• Data for this exercise
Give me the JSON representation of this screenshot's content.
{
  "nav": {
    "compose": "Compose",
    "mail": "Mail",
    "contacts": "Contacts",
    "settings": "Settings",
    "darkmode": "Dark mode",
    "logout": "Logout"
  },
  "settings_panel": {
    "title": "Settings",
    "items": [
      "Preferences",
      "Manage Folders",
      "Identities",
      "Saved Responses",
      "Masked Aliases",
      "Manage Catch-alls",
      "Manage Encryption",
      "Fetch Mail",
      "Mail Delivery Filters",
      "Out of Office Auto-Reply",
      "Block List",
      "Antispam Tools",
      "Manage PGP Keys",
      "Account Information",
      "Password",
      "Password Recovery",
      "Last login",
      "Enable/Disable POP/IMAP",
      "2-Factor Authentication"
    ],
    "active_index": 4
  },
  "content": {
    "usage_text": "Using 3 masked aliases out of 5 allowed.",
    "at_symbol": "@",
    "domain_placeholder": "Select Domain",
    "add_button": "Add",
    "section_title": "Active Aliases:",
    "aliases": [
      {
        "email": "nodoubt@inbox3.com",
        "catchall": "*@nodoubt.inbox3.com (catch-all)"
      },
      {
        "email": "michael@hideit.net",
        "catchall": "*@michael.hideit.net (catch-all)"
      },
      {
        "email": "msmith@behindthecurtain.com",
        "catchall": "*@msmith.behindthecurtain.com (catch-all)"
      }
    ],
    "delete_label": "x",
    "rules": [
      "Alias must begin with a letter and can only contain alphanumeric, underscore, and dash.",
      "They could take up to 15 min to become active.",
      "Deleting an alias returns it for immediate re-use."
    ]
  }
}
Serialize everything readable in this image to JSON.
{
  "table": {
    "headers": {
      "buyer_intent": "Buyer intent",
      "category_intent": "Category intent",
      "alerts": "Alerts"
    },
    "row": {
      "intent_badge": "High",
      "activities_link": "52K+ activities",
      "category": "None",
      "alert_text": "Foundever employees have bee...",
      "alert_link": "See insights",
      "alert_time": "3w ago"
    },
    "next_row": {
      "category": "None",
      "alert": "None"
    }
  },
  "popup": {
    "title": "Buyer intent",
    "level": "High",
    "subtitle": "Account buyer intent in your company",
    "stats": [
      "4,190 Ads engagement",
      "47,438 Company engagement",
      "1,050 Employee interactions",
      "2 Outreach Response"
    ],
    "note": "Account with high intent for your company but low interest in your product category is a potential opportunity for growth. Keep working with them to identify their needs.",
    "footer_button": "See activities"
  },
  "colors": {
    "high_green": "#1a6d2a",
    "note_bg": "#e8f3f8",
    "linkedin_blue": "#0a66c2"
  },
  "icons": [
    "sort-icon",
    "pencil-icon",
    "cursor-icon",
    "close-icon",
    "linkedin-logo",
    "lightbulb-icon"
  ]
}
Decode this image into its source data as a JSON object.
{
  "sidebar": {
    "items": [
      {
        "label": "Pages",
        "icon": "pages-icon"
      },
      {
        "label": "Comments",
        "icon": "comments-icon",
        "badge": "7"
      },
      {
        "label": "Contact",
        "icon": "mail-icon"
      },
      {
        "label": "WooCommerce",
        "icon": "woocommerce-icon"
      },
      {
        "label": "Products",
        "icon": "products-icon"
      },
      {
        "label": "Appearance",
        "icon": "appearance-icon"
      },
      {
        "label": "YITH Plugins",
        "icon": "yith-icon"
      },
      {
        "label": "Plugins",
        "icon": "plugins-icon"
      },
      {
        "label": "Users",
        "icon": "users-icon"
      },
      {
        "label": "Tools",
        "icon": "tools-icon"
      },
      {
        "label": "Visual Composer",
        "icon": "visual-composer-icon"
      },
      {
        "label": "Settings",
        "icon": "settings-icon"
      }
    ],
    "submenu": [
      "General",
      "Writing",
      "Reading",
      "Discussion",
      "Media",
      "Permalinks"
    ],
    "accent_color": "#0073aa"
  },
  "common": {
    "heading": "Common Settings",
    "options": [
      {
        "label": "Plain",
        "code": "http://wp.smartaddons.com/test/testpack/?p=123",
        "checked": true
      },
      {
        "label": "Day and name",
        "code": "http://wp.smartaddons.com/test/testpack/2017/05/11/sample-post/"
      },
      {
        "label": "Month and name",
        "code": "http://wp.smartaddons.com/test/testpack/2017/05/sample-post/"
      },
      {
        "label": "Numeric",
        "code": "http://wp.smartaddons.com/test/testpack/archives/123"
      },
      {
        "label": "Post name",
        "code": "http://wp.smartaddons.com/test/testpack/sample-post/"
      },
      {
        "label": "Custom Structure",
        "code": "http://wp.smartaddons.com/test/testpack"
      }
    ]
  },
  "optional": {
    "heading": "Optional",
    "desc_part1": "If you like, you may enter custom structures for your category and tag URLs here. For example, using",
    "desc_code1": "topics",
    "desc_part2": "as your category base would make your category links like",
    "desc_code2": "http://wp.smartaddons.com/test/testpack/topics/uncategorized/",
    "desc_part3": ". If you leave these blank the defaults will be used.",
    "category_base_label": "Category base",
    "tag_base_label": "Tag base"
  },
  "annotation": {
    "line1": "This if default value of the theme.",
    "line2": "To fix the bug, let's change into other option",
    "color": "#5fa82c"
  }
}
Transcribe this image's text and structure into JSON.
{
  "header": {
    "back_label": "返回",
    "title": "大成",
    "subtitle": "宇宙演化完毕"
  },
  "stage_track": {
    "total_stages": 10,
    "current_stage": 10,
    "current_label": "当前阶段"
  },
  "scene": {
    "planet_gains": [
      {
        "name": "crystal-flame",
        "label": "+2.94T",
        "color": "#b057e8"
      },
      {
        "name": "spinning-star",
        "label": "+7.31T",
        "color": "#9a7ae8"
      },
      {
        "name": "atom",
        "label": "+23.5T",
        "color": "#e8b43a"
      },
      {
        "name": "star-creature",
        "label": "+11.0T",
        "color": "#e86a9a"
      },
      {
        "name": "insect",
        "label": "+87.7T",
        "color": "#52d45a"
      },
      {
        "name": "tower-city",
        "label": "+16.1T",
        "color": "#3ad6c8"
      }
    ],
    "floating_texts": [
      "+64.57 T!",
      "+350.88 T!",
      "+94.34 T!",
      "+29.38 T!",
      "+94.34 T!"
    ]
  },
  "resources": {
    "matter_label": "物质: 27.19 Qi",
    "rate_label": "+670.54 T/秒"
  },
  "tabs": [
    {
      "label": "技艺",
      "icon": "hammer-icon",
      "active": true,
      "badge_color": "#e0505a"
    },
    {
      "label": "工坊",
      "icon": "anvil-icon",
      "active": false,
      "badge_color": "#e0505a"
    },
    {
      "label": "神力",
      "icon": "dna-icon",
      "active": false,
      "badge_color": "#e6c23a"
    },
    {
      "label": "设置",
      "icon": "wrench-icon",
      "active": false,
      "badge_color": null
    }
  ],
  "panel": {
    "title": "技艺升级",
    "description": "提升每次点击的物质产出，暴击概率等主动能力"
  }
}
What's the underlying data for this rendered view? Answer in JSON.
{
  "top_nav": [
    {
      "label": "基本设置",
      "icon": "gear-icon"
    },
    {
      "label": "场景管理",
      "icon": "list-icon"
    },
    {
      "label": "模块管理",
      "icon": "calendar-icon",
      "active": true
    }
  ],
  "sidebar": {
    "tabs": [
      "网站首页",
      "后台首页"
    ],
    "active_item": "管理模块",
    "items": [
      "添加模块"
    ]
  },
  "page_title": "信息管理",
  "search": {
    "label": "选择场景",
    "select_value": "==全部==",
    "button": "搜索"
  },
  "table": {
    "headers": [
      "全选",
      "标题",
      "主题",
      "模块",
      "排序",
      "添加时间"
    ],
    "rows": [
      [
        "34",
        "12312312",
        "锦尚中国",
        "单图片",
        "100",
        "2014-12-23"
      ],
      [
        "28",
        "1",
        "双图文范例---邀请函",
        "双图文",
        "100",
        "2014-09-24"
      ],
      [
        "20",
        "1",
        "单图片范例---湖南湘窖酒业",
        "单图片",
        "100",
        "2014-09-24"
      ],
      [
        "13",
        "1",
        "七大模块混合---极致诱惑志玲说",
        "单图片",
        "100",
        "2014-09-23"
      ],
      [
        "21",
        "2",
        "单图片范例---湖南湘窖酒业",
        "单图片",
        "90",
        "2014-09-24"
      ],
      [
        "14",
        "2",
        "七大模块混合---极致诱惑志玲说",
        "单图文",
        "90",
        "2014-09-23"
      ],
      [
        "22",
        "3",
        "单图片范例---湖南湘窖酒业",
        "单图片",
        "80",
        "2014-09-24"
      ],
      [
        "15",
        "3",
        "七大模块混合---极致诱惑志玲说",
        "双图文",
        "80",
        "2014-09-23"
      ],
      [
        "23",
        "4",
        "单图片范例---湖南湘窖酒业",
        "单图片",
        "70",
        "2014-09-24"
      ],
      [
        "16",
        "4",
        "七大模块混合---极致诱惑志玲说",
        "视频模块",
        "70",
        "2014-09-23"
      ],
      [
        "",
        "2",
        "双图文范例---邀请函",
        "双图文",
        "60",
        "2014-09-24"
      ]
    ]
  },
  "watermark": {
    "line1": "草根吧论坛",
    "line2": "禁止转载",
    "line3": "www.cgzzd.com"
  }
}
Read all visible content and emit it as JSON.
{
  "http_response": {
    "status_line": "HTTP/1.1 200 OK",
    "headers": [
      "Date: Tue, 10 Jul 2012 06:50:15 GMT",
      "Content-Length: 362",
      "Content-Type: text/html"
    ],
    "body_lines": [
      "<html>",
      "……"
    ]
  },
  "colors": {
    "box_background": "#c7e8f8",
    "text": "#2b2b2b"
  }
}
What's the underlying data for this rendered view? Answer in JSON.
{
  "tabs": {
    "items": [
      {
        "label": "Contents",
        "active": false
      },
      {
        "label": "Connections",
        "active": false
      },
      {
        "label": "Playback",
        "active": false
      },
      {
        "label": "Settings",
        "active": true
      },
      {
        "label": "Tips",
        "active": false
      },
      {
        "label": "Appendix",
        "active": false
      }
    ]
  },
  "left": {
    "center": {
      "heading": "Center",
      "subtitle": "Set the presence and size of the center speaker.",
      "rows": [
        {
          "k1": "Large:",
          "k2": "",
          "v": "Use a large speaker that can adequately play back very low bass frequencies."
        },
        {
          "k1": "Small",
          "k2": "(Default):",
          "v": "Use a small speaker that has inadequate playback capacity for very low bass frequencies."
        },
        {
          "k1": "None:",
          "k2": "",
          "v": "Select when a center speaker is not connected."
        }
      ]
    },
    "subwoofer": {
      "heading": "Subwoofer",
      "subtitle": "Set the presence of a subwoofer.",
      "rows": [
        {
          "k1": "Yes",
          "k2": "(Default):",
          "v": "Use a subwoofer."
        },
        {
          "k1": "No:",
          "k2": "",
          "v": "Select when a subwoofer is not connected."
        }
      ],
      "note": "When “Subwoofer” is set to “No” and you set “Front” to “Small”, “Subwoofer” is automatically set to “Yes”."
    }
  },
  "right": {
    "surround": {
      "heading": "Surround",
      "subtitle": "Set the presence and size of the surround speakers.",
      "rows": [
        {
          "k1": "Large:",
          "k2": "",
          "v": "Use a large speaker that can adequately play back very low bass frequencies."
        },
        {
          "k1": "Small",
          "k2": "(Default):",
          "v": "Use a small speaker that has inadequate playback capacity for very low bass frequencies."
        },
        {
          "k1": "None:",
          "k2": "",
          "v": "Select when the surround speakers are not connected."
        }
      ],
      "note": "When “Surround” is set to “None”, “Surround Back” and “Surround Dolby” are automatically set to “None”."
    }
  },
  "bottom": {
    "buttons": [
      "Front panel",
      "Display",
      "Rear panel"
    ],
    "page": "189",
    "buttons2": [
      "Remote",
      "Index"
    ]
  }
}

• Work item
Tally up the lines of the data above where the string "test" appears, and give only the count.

• Task solution
7